THE TASK
Find how many lines in the data below mention "JSON". Give the number only.

○ ○ ○ ○

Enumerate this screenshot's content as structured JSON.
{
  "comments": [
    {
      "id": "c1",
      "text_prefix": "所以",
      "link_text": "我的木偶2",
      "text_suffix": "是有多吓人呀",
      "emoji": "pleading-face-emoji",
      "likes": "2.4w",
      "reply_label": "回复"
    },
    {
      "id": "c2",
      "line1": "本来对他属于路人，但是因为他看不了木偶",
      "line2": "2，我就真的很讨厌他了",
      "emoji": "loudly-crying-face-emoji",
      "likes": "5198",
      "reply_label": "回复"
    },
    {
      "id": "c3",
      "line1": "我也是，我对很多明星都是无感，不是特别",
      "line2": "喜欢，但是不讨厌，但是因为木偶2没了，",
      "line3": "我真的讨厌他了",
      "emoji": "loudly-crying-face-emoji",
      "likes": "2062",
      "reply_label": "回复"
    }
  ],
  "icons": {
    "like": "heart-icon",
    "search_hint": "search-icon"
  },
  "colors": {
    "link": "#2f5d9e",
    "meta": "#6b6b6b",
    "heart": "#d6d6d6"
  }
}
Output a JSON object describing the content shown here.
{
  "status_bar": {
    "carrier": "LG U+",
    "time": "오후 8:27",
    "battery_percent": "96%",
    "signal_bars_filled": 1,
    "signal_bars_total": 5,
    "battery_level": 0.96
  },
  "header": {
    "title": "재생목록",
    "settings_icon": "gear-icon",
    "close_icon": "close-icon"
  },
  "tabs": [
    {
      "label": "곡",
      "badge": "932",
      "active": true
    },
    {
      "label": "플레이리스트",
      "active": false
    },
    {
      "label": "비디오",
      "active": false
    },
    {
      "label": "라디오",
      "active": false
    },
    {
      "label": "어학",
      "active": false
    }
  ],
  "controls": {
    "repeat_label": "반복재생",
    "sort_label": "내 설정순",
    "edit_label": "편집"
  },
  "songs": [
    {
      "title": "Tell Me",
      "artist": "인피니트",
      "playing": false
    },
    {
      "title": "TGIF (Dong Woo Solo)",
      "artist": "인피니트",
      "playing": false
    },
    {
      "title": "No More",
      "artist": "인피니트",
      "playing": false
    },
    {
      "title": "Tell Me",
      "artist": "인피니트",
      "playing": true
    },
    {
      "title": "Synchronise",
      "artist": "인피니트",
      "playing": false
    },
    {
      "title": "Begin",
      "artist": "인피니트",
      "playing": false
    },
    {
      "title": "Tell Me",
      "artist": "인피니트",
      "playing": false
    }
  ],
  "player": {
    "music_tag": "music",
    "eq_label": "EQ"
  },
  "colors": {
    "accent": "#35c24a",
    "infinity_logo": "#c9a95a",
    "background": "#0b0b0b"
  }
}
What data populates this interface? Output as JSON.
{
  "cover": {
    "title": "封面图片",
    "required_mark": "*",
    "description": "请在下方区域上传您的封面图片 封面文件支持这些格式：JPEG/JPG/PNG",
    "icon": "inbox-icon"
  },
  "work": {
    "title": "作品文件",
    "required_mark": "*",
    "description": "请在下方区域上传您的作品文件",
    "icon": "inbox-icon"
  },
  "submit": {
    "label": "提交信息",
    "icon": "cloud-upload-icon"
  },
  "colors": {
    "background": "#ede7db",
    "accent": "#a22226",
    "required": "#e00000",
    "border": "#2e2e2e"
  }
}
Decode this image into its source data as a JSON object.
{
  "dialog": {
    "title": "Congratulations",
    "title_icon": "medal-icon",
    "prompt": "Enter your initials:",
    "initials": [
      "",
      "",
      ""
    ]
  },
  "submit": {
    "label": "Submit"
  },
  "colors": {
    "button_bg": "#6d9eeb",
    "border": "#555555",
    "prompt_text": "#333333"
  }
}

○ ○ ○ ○

SOLUTION TO THE PROBLEM
4